*** Opening of Material provided ***

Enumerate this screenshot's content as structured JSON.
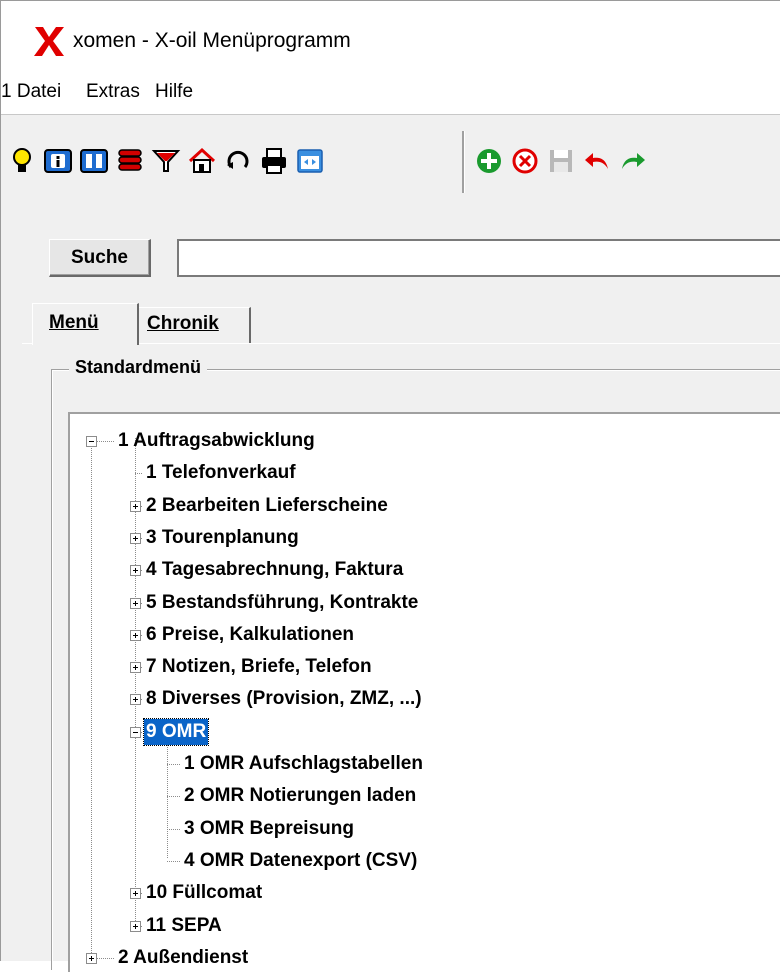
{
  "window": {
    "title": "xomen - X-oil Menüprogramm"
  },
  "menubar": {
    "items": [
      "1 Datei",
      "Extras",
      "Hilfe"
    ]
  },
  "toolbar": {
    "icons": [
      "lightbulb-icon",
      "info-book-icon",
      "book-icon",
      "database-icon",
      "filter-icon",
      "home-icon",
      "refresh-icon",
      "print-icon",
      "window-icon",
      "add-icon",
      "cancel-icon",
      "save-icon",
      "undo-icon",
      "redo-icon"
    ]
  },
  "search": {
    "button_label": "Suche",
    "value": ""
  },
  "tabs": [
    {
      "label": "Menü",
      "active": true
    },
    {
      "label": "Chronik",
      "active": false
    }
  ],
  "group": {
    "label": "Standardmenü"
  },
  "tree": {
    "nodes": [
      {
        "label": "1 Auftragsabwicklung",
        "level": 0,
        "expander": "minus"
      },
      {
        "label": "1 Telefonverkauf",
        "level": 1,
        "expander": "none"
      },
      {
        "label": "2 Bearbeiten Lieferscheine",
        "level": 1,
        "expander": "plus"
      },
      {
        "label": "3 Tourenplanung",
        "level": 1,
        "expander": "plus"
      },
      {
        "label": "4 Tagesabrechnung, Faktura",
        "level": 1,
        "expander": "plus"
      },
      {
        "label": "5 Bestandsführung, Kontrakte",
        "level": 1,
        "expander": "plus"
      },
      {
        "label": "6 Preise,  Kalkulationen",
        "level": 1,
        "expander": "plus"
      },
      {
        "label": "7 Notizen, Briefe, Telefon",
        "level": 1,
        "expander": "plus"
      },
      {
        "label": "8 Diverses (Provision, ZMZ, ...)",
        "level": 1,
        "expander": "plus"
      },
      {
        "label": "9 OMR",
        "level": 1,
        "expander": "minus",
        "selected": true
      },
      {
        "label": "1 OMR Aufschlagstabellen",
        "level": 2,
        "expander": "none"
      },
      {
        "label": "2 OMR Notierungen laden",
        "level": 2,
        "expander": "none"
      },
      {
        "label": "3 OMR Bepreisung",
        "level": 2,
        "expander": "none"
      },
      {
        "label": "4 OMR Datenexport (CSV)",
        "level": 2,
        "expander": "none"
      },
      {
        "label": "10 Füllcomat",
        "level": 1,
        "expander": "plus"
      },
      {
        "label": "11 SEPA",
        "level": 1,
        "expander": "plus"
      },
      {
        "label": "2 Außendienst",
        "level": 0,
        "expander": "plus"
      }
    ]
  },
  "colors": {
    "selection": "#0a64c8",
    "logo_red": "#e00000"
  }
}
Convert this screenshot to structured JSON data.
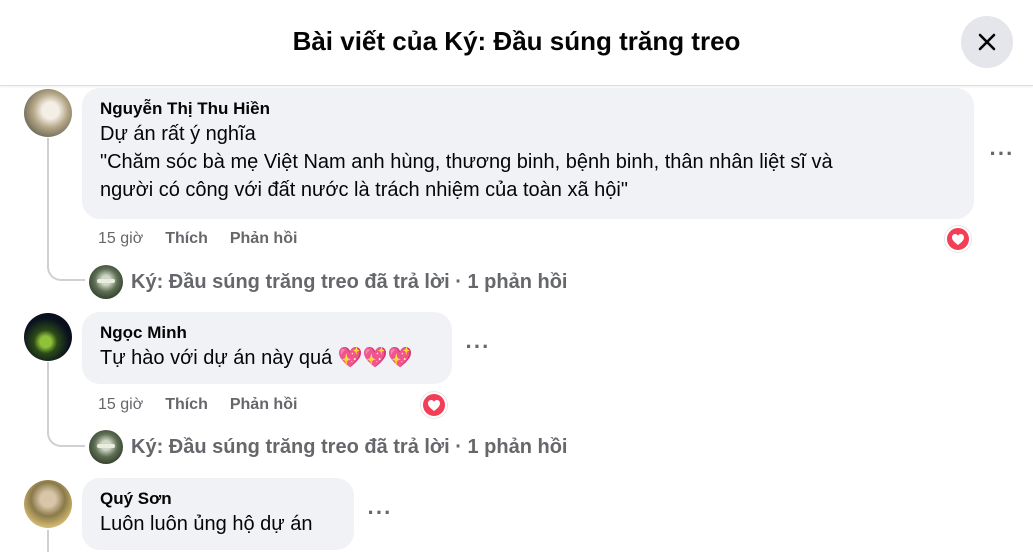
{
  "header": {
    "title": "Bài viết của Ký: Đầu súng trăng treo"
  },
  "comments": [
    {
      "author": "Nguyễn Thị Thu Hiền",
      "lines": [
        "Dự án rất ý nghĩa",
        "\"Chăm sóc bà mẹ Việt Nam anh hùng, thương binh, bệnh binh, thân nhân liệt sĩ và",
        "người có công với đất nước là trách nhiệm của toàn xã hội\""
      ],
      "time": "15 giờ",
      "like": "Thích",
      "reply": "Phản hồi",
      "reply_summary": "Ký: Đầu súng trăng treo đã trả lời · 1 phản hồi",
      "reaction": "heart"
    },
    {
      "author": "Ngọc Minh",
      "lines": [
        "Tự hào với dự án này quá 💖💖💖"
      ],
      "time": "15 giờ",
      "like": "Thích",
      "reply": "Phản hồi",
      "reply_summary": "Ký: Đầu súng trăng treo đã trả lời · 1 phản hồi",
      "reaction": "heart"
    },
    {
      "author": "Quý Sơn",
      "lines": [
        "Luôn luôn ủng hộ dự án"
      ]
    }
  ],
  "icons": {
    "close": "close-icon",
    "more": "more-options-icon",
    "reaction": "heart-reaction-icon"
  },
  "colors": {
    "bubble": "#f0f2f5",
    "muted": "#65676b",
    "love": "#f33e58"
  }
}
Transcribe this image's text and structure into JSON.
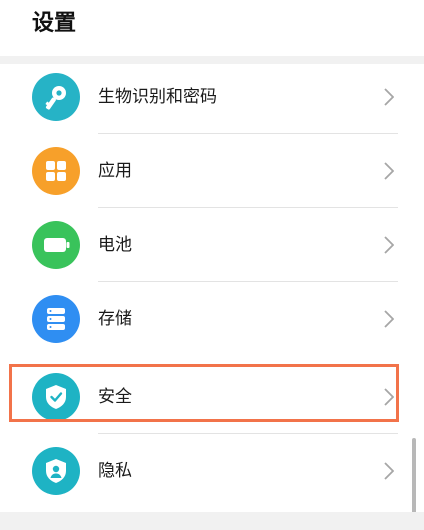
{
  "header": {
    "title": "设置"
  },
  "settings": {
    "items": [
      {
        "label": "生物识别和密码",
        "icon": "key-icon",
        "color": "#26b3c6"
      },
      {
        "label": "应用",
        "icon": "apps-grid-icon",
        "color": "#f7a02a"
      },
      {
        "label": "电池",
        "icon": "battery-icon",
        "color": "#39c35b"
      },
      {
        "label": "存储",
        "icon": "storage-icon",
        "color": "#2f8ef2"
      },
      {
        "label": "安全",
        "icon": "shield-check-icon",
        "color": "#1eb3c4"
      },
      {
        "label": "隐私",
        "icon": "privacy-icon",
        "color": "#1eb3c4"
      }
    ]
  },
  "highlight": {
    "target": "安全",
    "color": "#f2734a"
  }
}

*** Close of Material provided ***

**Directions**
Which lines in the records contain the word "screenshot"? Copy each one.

**Written answer**
Enumerate this screenshot's content as structured JSON.
Convert this screenshot to structured JSON data.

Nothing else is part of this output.